## Brief
Copy out, from the data, each line containing the string "JSON".

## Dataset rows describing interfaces
* * * * * * *

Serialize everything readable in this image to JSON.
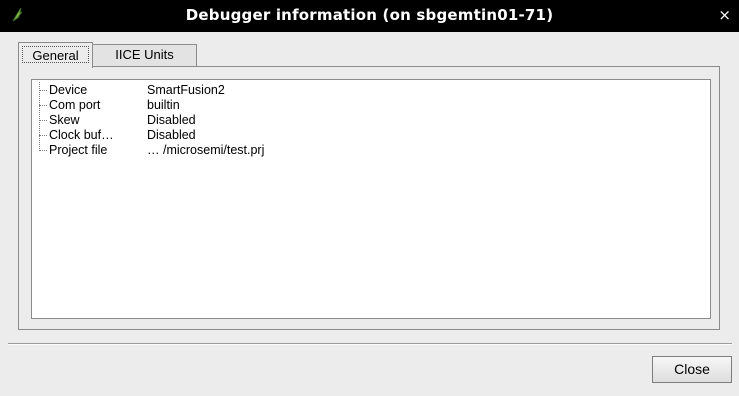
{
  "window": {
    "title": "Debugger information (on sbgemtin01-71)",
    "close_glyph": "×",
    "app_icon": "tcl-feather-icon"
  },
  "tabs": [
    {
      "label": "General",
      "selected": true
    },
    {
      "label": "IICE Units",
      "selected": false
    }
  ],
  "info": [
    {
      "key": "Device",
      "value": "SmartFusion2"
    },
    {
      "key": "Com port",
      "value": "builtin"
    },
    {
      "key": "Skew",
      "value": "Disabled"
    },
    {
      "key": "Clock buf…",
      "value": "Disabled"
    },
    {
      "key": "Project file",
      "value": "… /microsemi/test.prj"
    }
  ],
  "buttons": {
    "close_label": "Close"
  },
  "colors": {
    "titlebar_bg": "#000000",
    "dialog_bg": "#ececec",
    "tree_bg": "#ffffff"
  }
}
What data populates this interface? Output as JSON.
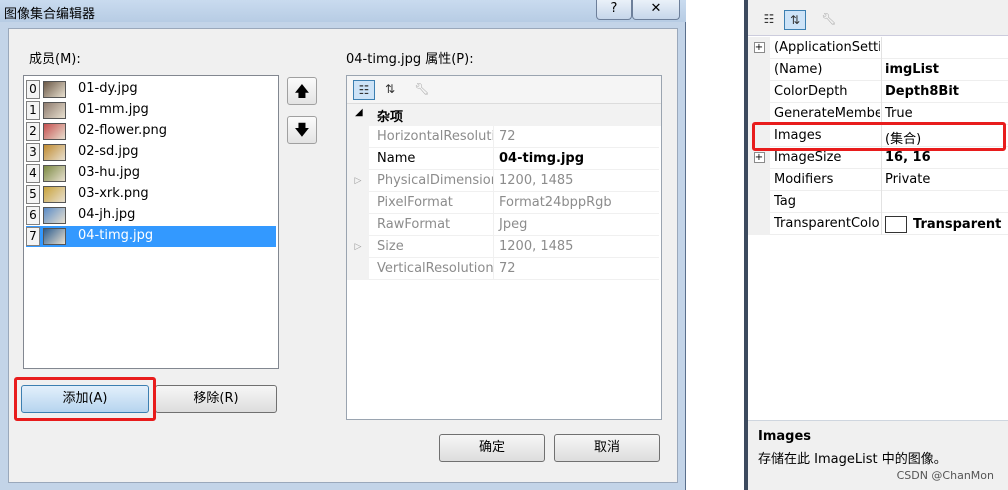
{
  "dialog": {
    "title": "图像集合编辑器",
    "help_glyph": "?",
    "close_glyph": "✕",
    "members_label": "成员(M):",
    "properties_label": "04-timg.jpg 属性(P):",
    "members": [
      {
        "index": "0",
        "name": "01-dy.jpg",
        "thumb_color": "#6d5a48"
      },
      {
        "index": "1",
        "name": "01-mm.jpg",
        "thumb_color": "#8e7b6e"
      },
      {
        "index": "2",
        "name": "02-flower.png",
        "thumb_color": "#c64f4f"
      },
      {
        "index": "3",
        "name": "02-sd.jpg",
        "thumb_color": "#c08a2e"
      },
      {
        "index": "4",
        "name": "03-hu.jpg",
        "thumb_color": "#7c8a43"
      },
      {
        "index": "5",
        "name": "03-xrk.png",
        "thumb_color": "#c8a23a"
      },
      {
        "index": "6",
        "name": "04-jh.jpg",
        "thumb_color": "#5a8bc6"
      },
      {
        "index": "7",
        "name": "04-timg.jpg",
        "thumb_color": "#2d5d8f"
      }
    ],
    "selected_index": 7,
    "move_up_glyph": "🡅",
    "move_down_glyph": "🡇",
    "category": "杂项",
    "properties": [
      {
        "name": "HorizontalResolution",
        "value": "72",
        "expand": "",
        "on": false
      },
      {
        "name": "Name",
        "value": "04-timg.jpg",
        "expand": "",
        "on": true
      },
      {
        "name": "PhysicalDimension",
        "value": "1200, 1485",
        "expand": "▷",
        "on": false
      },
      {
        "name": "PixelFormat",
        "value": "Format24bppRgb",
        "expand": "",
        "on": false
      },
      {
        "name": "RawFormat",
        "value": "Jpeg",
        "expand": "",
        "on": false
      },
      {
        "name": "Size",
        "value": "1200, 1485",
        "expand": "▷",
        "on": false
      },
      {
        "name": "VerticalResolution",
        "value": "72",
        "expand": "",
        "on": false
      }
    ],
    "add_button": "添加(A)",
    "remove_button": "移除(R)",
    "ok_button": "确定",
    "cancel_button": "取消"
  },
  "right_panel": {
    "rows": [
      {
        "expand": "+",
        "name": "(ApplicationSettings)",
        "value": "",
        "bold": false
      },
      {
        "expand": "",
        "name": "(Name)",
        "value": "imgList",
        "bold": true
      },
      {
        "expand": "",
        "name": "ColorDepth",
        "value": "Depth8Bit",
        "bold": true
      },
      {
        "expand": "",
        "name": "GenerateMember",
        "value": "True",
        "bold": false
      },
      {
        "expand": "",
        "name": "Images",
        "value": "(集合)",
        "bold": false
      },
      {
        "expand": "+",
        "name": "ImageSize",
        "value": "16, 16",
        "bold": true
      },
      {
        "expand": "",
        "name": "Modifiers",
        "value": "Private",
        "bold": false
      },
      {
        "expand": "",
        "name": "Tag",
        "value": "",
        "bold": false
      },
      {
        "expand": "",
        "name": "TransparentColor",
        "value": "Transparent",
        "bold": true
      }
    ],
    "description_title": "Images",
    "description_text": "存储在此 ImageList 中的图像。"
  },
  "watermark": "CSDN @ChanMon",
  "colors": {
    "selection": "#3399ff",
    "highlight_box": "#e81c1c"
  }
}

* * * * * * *

## Written answer
Serialize everything readable in this image to JSON.
What data populates this interface? Output as JSON.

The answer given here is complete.